Finland’s Ministry of Finance on 21 October 2021 issued a proposal to revise the transfer pricing adjustment provision in Section 31 of the Tax Assessment Procedure Act. The goal of this proposal is to broaden the scope of the domestic transfer pricing adjustment provision to bring it into closer alignment with the OECD transfer pricing guidelines.
If the proposal is enacted, the accurate delineation of an actual transaction would be allowed to the extent provided in the OECD transfer pricing guidelines, and the Finnish tax authorities would be allowed to disregard intercompany transactions in exceptional circumstances.
If Parliament approves the proposed amendment, it would enter into force on 1 January 2022.
According to the OECD’s approach, intercompany transactions are characterized based on their economic substance; in exceptional circumstances, the tax authorities may disregard intercompany transactions.
Finland’s Supreme Administrative Court has ruled that the country’s current transfer pricing adjustment provision does not allow the Finnish tax authorities to delineate transactions by their economic substance to the full extent provided in the OECD transfer pricing guidelines, or to disregard or recharacterize transactions. The tax authorities are obligated to respect the legal form of an intercompany transaction when evaluating whether the transaction follows the arm’s length principle; thus, the tax authorities can adjust only transaction terms that do not result in the recharacterization of the transaction. For example, debt cannot be recharacterized as equity, but an intercompany loan’s interest rate or maturity date can be adjusted.

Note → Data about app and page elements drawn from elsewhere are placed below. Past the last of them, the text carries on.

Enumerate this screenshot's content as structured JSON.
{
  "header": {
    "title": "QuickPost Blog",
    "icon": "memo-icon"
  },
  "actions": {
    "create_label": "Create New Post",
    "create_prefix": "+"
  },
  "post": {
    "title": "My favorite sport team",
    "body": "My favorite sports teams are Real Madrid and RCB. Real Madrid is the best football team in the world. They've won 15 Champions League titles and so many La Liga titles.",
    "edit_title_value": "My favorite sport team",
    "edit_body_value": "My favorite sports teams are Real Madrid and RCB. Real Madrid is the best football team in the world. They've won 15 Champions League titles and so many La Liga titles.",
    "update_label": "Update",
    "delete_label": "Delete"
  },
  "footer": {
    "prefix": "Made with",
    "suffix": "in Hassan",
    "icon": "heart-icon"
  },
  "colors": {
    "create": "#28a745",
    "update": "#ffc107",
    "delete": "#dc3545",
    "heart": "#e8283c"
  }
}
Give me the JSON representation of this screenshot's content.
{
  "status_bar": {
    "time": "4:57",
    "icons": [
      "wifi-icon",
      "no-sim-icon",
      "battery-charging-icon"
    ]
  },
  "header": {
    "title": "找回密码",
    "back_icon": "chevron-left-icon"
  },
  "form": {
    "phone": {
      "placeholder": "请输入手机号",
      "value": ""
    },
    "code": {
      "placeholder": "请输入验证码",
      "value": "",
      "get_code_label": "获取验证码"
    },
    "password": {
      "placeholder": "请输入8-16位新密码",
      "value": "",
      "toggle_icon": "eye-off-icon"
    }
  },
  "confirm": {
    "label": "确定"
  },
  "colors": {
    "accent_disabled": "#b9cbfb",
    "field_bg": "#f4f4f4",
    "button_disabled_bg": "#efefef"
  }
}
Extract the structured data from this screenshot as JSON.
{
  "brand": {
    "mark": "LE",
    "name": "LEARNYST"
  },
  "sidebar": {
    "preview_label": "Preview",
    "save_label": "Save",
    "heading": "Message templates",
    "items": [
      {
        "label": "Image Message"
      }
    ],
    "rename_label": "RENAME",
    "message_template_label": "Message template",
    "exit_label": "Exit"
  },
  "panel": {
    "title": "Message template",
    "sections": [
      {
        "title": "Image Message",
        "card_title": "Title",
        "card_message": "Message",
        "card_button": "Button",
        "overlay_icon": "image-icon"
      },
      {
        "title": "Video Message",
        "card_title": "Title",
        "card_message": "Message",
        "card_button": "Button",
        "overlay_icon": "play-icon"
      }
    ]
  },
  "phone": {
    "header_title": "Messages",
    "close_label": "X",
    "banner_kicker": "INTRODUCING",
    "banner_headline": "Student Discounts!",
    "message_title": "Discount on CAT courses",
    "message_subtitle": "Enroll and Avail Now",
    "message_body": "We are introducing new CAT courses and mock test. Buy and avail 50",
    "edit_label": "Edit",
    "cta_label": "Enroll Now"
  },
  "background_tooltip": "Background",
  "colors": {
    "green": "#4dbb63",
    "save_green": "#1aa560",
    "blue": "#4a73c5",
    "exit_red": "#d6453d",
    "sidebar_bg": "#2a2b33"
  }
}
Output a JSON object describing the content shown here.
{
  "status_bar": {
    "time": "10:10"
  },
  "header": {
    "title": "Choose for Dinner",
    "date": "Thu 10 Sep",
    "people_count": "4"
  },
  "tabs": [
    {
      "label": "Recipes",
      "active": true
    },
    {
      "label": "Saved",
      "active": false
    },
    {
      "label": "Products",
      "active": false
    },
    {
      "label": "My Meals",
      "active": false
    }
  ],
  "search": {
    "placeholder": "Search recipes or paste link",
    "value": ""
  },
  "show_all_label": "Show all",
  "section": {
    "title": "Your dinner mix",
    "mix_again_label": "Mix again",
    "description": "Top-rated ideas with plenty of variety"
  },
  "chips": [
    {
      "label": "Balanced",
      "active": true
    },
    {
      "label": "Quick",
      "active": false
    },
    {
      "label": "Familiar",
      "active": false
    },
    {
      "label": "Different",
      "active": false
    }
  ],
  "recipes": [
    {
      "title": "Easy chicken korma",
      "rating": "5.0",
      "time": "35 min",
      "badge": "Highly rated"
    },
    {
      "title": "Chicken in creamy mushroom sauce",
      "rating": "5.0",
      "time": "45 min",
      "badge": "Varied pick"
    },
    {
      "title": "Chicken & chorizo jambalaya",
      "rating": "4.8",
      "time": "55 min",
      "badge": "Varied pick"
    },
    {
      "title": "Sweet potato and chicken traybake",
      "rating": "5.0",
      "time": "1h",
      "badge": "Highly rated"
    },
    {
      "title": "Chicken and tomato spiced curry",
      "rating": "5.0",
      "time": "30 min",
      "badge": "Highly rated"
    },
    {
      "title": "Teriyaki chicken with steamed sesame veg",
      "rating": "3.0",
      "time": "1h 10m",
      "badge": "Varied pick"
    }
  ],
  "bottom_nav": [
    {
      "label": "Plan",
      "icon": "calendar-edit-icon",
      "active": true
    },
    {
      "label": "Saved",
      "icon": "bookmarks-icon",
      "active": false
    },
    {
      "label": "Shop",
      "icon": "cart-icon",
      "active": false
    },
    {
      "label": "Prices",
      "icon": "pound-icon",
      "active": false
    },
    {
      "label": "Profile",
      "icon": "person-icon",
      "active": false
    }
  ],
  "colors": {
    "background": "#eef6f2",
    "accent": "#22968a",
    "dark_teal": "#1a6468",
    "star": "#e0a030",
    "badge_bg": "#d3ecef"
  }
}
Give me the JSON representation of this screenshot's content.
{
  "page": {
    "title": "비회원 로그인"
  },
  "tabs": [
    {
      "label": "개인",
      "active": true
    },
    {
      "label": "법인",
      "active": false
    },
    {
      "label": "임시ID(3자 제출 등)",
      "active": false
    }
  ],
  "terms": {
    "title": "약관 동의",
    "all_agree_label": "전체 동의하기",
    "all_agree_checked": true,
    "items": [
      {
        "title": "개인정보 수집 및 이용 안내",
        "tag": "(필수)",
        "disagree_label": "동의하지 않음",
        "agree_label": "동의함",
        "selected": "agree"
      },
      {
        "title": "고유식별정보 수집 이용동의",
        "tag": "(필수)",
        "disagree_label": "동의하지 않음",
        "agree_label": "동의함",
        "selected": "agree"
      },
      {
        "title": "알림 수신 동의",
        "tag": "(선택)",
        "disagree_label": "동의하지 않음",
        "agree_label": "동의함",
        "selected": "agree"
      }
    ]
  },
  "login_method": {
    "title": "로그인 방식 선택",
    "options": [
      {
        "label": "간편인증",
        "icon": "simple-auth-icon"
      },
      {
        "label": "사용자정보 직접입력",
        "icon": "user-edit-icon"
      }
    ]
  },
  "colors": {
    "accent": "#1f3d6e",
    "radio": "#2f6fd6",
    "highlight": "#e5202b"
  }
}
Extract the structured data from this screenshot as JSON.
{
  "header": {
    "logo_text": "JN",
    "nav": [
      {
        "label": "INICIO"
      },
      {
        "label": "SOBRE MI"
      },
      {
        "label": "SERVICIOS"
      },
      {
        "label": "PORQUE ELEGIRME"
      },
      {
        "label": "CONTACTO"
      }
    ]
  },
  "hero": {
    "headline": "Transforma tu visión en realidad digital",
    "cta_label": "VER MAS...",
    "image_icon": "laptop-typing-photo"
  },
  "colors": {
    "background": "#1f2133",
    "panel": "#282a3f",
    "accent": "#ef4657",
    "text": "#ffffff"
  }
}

Disregarding a transaction and substituting it with another transaction requires the application of the general tax avoidance provision (Section 28 of the Tax Assessment Procedure Act). Therefore, the current scope of the national transfer pricing adjustment provision has been more limited than would be permitted under the OECD transfer pricing guidelines.
The goal of the revised transfer pricing adjustment provision is to widen the scope of the national transfer pricing adjustment provision to be in line with the OECD transfer pricing guidelines. Under the revised provision, before evaluating an intercompany transaction’s compliance with the arm’s length principle, the factual substance of the transaction must first be accurately delineated. The transaction must be identified by analyzing the commercial and financial relations and its economically relevant characteristics.
The economically relevant characteristics of a transaction can be divided into the following categories:
Based on these elements, a transaction can be delineated in accordance with its factual substance. As a result, transactions delineated by the tax authorities could deviate from the legal form of the transaction, because the contractual terms would be only the starting point for identifying the transaction.
An accurately delineated transaction may be disregarded and substituted with another transaction only in exceptional circumstances. More specifically, only economically irrational transactions for which an arm’s length transfer price cannot be determined may be disregarded. According to the government’s proposal, the threshold for disregarding an intercompany transaction would be high. However, a transaction could be disregarded for transfer pricing purposes even if the general tax avoidance provision would not be applicable.
The government proposal is likely to pass in Parliament, in which case the new revised provision would be effective as of 1 January 2022. The revised transfer pricing adjustment provision would introduce the substance-over-form principle to the Finnish tax practice, because in some cases transactions delineated by the tax authorities may differ from the transaction’s legal form and the taxpayer’s characterization of the same.
In light of this potential development, it is important for multinational groups to maintain their contract terms up to date. Multinational groups with operations in Finland should evaluate their current transfer pricing models and if concerned, apply for the preliminary discussions procedure with the Finnish tax authorities to ensure that their transfer pricing models comply with the arm’s length principle.